Mr Watson : That is correct.
Ms O'NEILL: Then you triage and respond. Could you explain to the committee the resources that you have—the number of staff that you have, where they are located around New South Wales and how easily accessible they are physically?
Mr Watson : WorkCover New South Wales has the largest work health and safety inspectorate in Australia. There are some 315 establishments in the inspectorate. We are spread through locations right across New South Wales. We have offices in places like Narrabri, Griffith and so on, where there are four or five staff, an administrative person and a couple of inspectors who are available to deal with these matters in the field. They are backed up by our strategic investigations unit, where Mrs Estreich is working. That is the skill base we use to support our people. So we have people who specialise in particular investigative activities. Indeed, we can dispatch somebody from a unit in Wollongong, Newcastle or Sydney to conduct an investigation in a geographical area. We do that on occasions.

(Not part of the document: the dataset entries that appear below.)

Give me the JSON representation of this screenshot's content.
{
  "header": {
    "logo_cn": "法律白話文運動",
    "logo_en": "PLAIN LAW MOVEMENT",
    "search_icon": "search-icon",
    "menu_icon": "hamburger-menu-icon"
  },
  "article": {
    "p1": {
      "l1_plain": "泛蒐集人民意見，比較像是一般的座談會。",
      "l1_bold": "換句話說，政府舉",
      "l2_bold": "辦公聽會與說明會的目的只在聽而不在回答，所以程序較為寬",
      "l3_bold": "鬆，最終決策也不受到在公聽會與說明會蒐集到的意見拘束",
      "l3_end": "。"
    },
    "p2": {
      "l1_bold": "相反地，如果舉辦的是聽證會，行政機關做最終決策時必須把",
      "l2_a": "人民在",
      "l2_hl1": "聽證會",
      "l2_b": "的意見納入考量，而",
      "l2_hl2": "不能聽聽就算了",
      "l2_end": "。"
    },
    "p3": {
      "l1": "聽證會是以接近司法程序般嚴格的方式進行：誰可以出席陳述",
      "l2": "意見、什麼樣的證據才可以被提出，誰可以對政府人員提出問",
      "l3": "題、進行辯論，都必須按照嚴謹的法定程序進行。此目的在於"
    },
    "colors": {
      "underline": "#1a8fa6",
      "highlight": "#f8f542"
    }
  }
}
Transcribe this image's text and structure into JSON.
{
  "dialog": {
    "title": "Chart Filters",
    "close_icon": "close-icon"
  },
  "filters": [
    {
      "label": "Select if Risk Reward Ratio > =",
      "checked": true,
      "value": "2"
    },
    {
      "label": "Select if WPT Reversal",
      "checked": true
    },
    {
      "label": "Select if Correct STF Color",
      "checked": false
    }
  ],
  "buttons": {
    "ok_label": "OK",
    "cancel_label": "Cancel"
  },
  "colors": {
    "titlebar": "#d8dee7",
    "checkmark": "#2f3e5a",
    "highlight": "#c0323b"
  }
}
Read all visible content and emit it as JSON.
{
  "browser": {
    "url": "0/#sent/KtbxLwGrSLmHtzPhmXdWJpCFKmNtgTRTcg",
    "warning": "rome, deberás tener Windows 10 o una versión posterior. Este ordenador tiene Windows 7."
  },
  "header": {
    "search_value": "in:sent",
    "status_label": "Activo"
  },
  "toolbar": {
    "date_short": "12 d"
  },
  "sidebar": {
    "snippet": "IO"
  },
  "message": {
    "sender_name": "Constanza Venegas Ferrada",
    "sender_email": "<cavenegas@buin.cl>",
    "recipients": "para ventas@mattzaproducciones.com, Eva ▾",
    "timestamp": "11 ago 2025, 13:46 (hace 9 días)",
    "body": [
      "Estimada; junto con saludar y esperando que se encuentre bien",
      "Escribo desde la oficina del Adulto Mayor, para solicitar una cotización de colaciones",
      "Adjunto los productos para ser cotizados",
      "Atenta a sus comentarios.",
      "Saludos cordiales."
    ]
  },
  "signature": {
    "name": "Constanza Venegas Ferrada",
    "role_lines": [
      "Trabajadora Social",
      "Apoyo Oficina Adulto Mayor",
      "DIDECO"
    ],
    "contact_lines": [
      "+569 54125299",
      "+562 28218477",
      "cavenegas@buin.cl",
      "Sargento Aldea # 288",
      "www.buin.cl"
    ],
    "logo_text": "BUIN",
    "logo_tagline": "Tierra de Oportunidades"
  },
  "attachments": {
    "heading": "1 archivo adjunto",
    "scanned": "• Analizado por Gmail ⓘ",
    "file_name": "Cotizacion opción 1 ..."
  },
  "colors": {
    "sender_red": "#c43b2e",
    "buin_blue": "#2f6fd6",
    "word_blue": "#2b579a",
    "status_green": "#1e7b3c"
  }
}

Ms O'NEILL: If you wanted to improve workplaces generally and you came up with some sort of program to change behaviour and to head towards KPIs that say, 'This is a very healthy place to work,' would you have the capacity to do that? What sort of restrictions in capacity do you have in your work in terms of prevention?

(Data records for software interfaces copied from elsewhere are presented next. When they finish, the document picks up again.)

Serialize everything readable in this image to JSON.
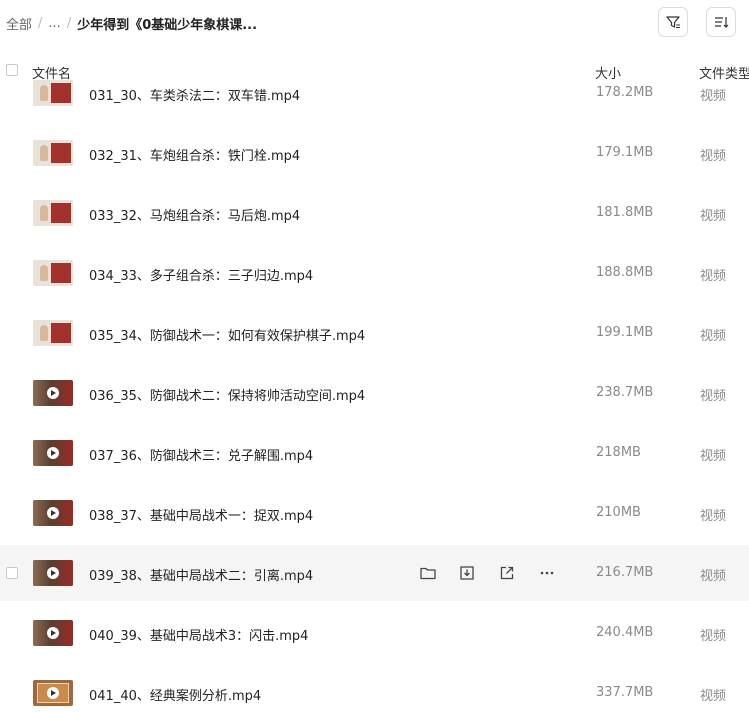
{
  "breadcrumb": {
    "root": "全部",
    "ellipsis": "...",
    "current": "少年得到《0基础少年象棋课..."
  },
  "toolbar": {
    "filter_icon": "filter-icon",
    "sort_icon": "sort-icon"
  },
  "table": {
    "headers": {
      "name": "文件名",
      "size": "大小",
      "type": "文件类型"
    },
    "rows": [
      {
        "name": "031_30、车类杀法二：双车错.mp4",
        "size": "178.2MB",
        "type": "视频",
        "thumb": "light"
      },
      {
        "name": "032_31、车炮组合杀：铁门栓.mp4",
        "size": "179.1MB",
        "type": "视频",
        "thumb": "light"
      },
      {
        "name": "033_32、马炮组合杀：马后炮.mp4",
        "size": "181.8MB",
        "type": "视频",
        "thumb": "light"
      },
      {
        "name": "034_33、多子组合杀：三子归边.mp4",
        "size": "188.8MB",
        "type": "视频",
        "thumb": "light"
      },
      {
        "name": "035_34、防御战术一：如何有效保护棋子.mp4",
        "size": "199.1MB",
        "type": "视频",
        "thumb": "light"
      },
      {
        "name": "036_35、防御战术二：保持将帅活动空间.mp4",
        "size": "238.7MB",
        "type": "视频",
        "thumb": "dark"
      },
      {
        "name": "037_36、防御战术三：兑子解围.mp4",
        "size": "218MB",
        "type": "视频",
        "thumb": "dark"
      },
      {
        "name": "038_37、基础中局战术一：捉双.mp4",
        "size": "210MB",
        "type": "视频",
        "thumb": "dark"
      },
      {
        "name": "039_38、基础中局战术二：引离.mp4",
        "size": "216.7MB",
        "type": "视频",
        "thumb": "dark",
        "hover": true
      },
      {
        "name": "040_39、基础中局战术3：闪击.mp4",
        "size": "240.4MB",
        "type": "视频",
        "thumb": "dark"
      },
      {
        "name": "041_40、经典案例分析.mp4",
        "size": "337.7MB",
        "type": "视频",
        "thumb": "orange"
      }
    ],
    "hover_actions": [
      "folder-icon",
      "download-icon",
      "share-icon",
      "more-icon"
    ]
  }
}
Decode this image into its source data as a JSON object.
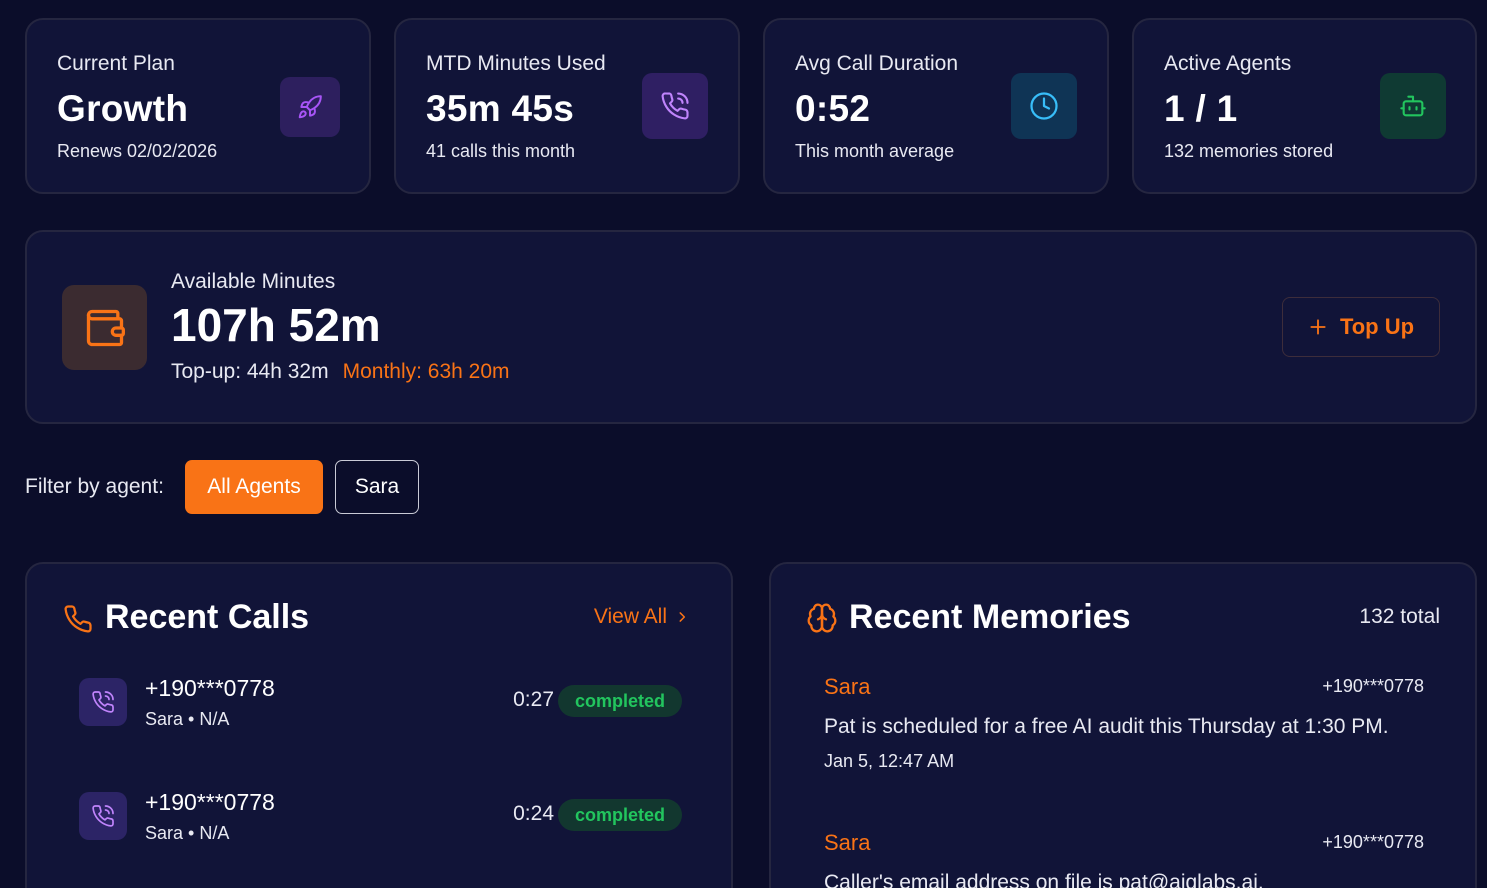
{
  "stats": [
    {
      "label": "Current Plan",
      "value": "Growth",
      "sub": "Renews 02/02/2026",
      "icon": "rocket-icon",
      "icon_color": "#a855f7",
      "icon_bg": "#2d1f5e"
    },
    {
      "label": "MTD Minutes Used",
      "value": "35m 45s",
      "sub": "41 calls this month",
      "icon": "phone-call-icon",
      "icon_color": "#c084fc",
      "icon_bg": "#2f1f63"
    },
    {
      "label": "Avg Call Duration",
      "value": "0:52",
      "sub": "This month average",
      "icon": "clock-icon",
      "icon_color": "#38bdf8",
      "icon_bg": "#0f3455"
    },
    {
      "label": "Active Agents",
      "value": "1 / 1",
      "sub": "132 memories stored",
      "icon": "bot-icon",
      "icon_color": "#22c55e",
      "icon_bg": "#0f3a33"
    }
  ],
  "minutes": {
    "label": "Available Minutes",
    "value": "107h 52m",
    "topup": "Top-up: 44h 32m",
    "monthly": "Monthly: 63h 20m",
    "button_label": "Top Up",
    "accent": "#f97316"
  },
  "filter": {
    "label": "Filter by agent:",
    "options": [
      "All Agents",
      "Sara"
    ],
    "selected": "All Agents"
  },
  "recent_calls": {
    "title": "Recent Calls",
    "view_all": "View All",
    "items": [
      {
        "number": "+190***0778",
        "meta": "Sara • N/A",
        "duration": "0:27",
        "status": "completed"
      },
      {
        "number": "+190***0778",
        "meta": "Sara • N/A",
        "duration": "0:24",
        "status": "completed"
      }
    ]
  },
  "recent_memories": {
    "title": "Recent Memories",
    "total": "132 total",
    "items": [
      {
        "agent": "Sara",
        "phone": "+190***0778",
        "text": "Pat is scheduled for a free AI audit this Thursday at 1:30 PM.",
        "date": "Jan 5, 12:47 AM"
      },
      {
        "agent": "Sara",
        "phone": "+190***0778",
        "text": "Caller's email address on file is pat@aiglabs.ai.",
        "date": ""
      }
    ]
  },
  "colors": {
    "background": "#0b0d2a",
    "card": "#111438",
    "accent": "#f97316",
    "success": "#22c55e"
  }
}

Mr Watson : We have very little restriction in that area. We are funded through the workers compensation system. If we developed a program of prevention and we wished to roll it out as a priority, that is an argument we would have internally about the priorities of the organisation. We go through the planning process, from the point of view of a cost-benefit analysis of the scheme and also from a point of view of good healthy workplaces for New South Wales. So the limitations are not that great. We are well resourced to undertake our work.

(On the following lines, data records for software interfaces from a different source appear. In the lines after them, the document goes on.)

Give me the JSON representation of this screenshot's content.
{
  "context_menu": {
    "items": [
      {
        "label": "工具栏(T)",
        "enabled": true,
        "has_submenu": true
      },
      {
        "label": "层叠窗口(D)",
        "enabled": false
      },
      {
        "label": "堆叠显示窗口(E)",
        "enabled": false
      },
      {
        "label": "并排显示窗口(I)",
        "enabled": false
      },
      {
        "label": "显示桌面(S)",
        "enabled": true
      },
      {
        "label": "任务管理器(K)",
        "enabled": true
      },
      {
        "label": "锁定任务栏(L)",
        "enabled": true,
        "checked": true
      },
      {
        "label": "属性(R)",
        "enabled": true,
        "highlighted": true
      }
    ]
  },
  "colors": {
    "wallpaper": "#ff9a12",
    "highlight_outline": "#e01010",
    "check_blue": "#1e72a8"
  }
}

Ms O'NEILL: How many calls did you receive that were related to workplace injury but nothing to do with bullying? What is the ratio?
Mr Watson : As I said, it is 2.5 per cent that is 5,000. For example, in 2011 we received 200,533 calls, of which 5,012 were workplace bullying matters. We receive calls about all sorts of things, as you can imagine.
Ms O'NEILL: Thank you.
ACTING CHAIR: In closing, it sounds to me like you feel pretty comfortable about the New South Wales legislation in this area of workplace bullying. Can you identify any clear differences between the New South Wales situation and that of Victoria, given that they have just passed new laws in this area, or are you not sufficiently familiar with those?
Mr Watson : I am familiar with Brodie's law. That is an amendment to their Crimes Act. But I am not sure legislation is the issue here; I think it is actually how we build capacity. It is probably better to think about it from the point of view of the expectations we have in a workplace. I would really like to move to the position in New South Wales where, as mothers and fathers left for work in the morning, their children said, 'Don't forget to work safely today,' just as we would say to our children when we handed over the car keys, 'Drive safely.' That would be a great position to move to. So I think the real push needs to be in the preventative area, setting expectations that behaviours that lead to workplace bullying are just not acceptable in our community.
ACTING CHAIR: Thanks very much, John. I am sure we could have gone on for quite a while, but we have time pressures. I thank you for your attendance here today. If you have been asked to provide any additional information, could you please forward that to the committee secretary—I think Mike raised an issue with you.
Mr Watson : Yes, we will get that information.
ACTING CHAIR: You will be sent a copy of the transcript of your evidence, to which you can make corrections of grammar and fact. Thank you very much.
Mr Watson : Thank you.